International institutions planning to open branches on the island - including the Guggenheim, New York University, and the French Museum Agency, which is responsible for the Louvre Abu Dhabi - should "urgently obtain enforceable contractual guarantees that construction companies will protect workers' fundamental rights on their projects," said the report.
"These international institutions need to show that they will not tolerate or benefit from the gross exploitation of these migrant workers," said Sarah Leah Whitson, Middle East and North Africa director at HRW.
"The vague assurances they've received from their development partners are hollow substitutes for firm contractual agreements that their projects will be different from business as usual in Abu Dhabi."
Abu Dhabi's Tourism Development and Investment Company (TDIC), the government developer in charge of Saadiyat, has dismissed the allegations, saying HRW's report was based on "questionable methodology and flawed research".
In a statement quoted by the UK's Financial Times newspaper, TDIC said it had fully complied with existing UAE labour laws, which prohibit the confiscation of passports and workers paying labour fees. It also claimed to be building "one of the most advanced accommodation and living facilities for construction workers in the Middle East".
Saadiyat Island (the "Island of happiness") is at the heart of the UAE capital Abu Dhabi's attempts to transform itself into an international tourist destination. The low-lying island will have four museums and a performing arts centre, as well as a campus of New York University (NYU), golf courses, hotels, and expensive residences.
Workers from India, Pakistan, Bangladesh, and other South Asian countries have been constructing the island's infrastructure since Abu Dhabi formed the TDIC in 2005.
The HRW report, which is based on interviews with migrant workers, and meetings with UAE and French government officials, as well as officers of international institutions and corporations with projects on the island, documents "a cycle of abuse that leaves migrant workers deeply indebted, badly paid, and unable to stand up for their rights or even quit their jobs."
"Workers are generally not aware of their rights and are afraid of expressing grievances, and independent and effective monitoring is lacking," said HRW.
"The museums and NYU should insist that their local development partners guarantee workers' basic rights, which at minimum should include reimbursement for unlawful recruiting fees, official contracts in their native language signed prior to their arrival, and the right to strike and bargain collectively," said Ms Whitson. "And they should insist on independent third-party monitoring of their projects, and impose meaningful penalties for violations."
Research by HRW on Saadiyat Island did show that the authorities have taken some positive steps.
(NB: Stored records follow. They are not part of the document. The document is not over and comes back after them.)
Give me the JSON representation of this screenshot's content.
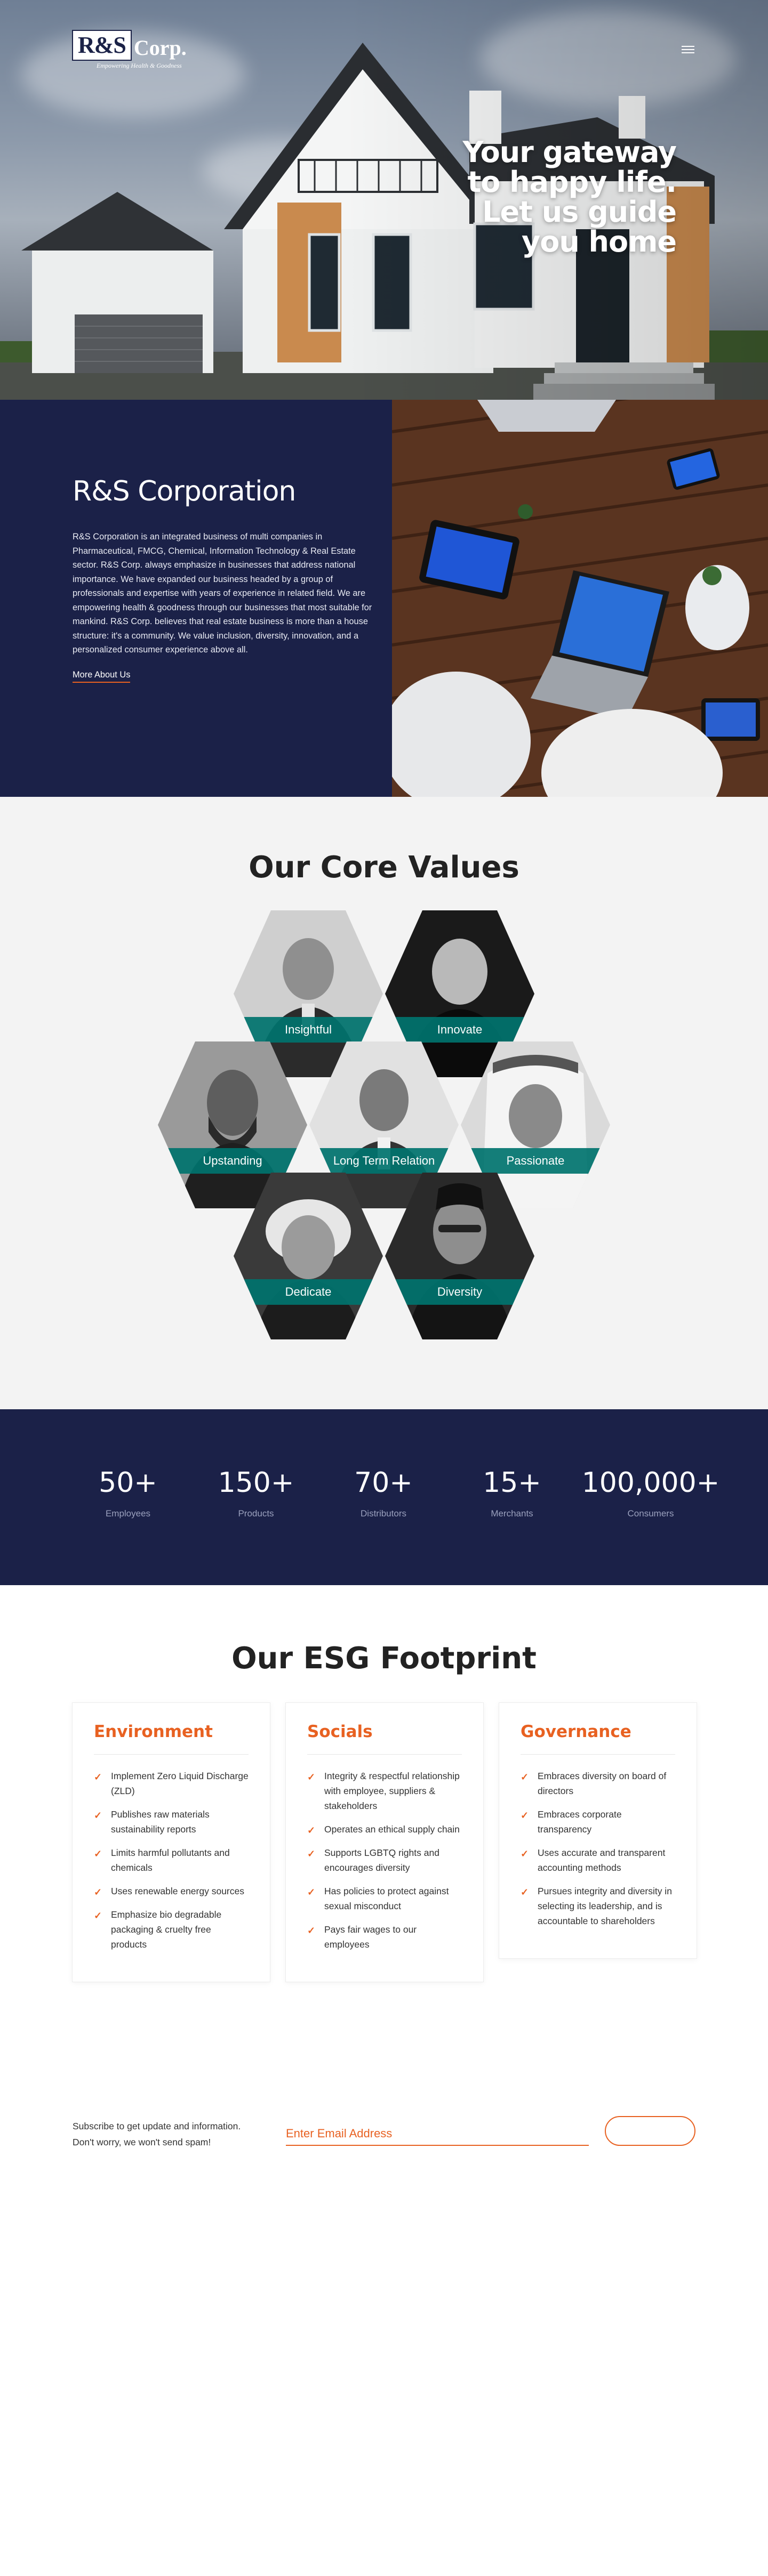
{
  "header": {
    "logo_mark": "R&S",
    "logo_word": "Corp.",
    "logo_tagline": "Empowering Health & Goodness",
    "menu_icon": "hamburger-menu-icon"
  },
  "hero": {
    "headline": [
      "Your gateway",
      "to happy life.",
      "Let us guide",
      "you home"
    ]
  },
  "about": {
    "title": "R&S Corporation",
    "body": "R&S Corporation is an integrated business of multi companies in Pharmaceutical, FMCG, Chemical, Information Technology & Real Estate sector. R&S Corp. always emphasize in businesses that address national importance. We have expanded our business headed by a group of professionals and expertise with years of experience in related field. We are empowering health & goodness through our businesses that most suitable for mankind. R&S Corp. believes that real estate business is more than a house structure: it's a community. We value inclusion, diversity, innovation, and a personalized consumer experience above all.",
    "link_label": "More About Us"
  },
  "core_values": {
    "title": "Our Core Values",
    "items": [
      "Insightful",
      "Innovate",
      "Upstanding",
      "Long Term Relation",
      "Passionate",
      "Dedicate",
      "Diversity"
    ]
  },
  "stats": [
    {
      "value": "50+",
      "label": "Employees"
    },
    {
      "value": "150+",
      "label": "Products"
    },
    {
      "value": "70+",
      "label": "Distributors"
    },
    {
      "value": "15+",
      "label": "Merchants"
    },
    {
      "value": "100,000+",
      "label": "Consumers"
    }
  ],
  "esg": {
    "title": "Our ESG Footprint",
    "cards": [
      {
        "title": "Environment",
        "items": [
          "Implement Zero Liquid Discharge (ZLD)",
          "Publishes raw materials sustainability reports",
          "Limits harmful pollutants and chemicals",
          "Uses renewable energy sources",
          "Emphasize bio degradable packaging & cruelty free products"
        ]
      },
      {
        "title": "Socials",
        "items": [
          "Integrity & respectful relationship with employee, suppliers & stakeholders",
          "Operates an ethical supply chain",
          "Supports LGBTQ rights and encourages diversity",
          "Has policies to protect against sexual misconduct",
          "Pays fair wages to our employees"
        ]
      },
      {
        "title": "Governance",
        "items": [
          "Embraces diversity on board of directors",
          "Embraces corporate transparency",
          "Uses accurate and transparent accounting methods",
          "Pursues integrity and diversity in selecting its leadership, and is accountable to shareholders"
        ]
      }
    ]
  },
  "newsletter": {
    "line1": "Subscribe to get update and information.",
    "line2": "Don't worry, we won't send spam!",
    "placeholder": "Enter Email Address",
    "button_label": ""
  },
  "colors": {
    "navy": "#1b2148",
    "accent": "#e86121",
    "teal": "#00736e"
  }
}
"Although workers' accommodations were still under construction when HRW visited the island, they appeared to be relatively hygienic and not overcrowded. TDIC has sought contractual guarantees from construction companies that they will not confiscate workers' passports, use forced labour, or commit other abuses", said the report.
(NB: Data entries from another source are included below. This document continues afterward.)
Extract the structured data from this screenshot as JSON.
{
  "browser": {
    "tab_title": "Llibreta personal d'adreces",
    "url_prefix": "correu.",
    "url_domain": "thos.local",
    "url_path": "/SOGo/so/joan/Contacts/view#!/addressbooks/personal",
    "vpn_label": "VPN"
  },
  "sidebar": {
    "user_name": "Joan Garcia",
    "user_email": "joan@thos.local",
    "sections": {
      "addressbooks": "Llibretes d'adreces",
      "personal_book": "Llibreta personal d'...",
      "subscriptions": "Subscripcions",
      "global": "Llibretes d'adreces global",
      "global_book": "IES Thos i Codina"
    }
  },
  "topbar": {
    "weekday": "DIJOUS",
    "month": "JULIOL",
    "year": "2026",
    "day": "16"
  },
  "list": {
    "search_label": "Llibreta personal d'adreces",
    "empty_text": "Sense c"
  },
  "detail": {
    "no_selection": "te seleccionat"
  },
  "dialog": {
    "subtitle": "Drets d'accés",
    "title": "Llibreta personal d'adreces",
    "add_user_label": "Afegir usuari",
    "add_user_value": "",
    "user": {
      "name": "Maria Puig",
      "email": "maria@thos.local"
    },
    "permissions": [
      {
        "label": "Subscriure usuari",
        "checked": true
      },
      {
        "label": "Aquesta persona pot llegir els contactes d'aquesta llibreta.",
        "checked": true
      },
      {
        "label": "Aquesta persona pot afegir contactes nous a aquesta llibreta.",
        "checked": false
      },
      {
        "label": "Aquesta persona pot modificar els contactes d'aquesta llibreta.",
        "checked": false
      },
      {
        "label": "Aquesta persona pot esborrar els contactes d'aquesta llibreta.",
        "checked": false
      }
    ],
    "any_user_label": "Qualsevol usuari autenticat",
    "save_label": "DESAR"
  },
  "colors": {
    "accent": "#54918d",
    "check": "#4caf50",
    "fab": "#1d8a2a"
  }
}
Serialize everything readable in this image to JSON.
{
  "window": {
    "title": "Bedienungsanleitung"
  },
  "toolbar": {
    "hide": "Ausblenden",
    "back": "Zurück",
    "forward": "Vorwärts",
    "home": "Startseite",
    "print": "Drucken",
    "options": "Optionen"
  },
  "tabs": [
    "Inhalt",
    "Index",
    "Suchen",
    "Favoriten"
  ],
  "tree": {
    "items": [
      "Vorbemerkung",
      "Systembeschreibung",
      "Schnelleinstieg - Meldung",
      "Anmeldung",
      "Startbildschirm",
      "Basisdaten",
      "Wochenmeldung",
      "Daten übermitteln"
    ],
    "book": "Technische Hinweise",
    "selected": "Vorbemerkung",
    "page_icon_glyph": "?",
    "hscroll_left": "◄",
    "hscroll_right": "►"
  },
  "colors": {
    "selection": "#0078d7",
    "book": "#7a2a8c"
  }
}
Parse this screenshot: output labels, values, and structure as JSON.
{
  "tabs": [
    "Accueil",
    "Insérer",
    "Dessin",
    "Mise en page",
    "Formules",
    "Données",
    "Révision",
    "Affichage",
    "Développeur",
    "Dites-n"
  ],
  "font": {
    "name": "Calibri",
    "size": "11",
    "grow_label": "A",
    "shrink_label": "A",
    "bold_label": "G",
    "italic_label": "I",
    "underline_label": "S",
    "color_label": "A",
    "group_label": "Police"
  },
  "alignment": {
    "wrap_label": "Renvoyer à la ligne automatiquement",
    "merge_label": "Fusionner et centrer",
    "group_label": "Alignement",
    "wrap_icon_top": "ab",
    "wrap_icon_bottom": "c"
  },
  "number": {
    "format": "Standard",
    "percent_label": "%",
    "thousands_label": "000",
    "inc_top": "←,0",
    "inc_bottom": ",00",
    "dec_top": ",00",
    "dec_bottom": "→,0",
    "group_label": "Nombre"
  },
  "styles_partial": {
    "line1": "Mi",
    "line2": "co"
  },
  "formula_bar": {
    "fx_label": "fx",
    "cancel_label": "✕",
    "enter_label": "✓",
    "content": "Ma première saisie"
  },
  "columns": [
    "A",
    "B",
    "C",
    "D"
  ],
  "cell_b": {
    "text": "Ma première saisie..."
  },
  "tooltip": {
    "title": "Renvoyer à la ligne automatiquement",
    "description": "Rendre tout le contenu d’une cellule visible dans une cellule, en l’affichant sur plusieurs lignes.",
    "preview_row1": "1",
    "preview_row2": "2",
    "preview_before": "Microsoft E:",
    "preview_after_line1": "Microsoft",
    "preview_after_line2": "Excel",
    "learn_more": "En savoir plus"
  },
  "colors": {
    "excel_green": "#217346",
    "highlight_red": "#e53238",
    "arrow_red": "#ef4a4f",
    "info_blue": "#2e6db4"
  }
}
HRW said it contacted the construction companies, architectural firms, and international institutions working on the island to alert them to the need to take steps to ensure workers on their projects are not abused.
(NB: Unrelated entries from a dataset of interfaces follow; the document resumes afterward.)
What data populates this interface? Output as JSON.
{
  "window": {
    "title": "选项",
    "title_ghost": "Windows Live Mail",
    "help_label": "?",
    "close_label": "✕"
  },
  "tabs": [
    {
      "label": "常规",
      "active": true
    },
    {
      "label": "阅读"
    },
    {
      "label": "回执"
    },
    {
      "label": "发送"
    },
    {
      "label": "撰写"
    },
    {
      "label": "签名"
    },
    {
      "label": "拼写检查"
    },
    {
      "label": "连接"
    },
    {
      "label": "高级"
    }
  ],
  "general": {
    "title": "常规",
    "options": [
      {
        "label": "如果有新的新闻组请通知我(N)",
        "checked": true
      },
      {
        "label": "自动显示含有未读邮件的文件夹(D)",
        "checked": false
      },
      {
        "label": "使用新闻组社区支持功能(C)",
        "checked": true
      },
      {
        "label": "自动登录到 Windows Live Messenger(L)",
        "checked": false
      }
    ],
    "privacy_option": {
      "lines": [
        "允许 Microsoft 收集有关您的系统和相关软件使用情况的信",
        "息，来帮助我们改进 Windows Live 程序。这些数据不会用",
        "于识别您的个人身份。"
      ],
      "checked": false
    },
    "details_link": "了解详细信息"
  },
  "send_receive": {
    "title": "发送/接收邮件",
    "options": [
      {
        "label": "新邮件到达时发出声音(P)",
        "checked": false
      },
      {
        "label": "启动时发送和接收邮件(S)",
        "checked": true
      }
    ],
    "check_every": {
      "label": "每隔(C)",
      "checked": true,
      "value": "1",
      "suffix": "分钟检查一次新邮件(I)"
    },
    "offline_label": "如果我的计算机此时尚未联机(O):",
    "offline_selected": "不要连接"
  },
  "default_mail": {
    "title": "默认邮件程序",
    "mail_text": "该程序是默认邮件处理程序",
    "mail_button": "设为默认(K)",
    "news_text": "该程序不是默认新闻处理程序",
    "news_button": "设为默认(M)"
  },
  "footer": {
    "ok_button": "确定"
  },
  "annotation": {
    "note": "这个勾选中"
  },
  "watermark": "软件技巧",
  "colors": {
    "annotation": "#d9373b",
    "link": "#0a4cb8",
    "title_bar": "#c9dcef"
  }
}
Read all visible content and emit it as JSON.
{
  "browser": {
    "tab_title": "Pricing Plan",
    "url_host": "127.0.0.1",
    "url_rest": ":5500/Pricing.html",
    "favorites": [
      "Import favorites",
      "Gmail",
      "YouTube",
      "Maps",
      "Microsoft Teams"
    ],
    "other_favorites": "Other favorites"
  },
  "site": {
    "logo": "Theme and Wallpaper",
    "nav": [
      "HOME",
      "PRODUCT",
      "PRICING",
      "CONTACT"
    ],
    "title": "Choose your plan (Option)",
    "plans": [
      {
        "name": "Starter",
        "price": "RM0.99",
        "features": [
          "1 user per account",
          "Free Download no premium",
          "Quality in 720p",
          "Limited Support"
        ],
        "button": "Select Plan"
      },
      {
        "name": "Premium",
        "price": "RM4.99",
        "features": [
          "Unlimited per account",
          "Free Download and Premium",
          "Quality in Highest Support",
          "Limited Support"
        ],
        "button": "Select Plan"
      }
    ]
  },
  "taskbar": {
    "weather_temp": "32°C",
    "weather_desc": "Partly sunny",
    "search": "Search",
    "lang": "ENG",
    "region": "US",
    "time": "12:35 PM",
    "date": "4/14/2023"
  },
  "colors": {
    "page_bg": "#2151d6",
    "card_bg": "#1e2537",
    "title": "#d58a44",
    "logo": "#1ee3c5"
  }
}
"Many did not reply to our letters. Among the Guggenheim, New York University, and the French Museum Agency, only the Agency has taken any steps to seek meaningful contractual guarantees from TDIC to allow independent monitoring of workers' rights, but even the Agency's contract lacks guarantees or provisions allowing it to enforce workers' rights," said HRW.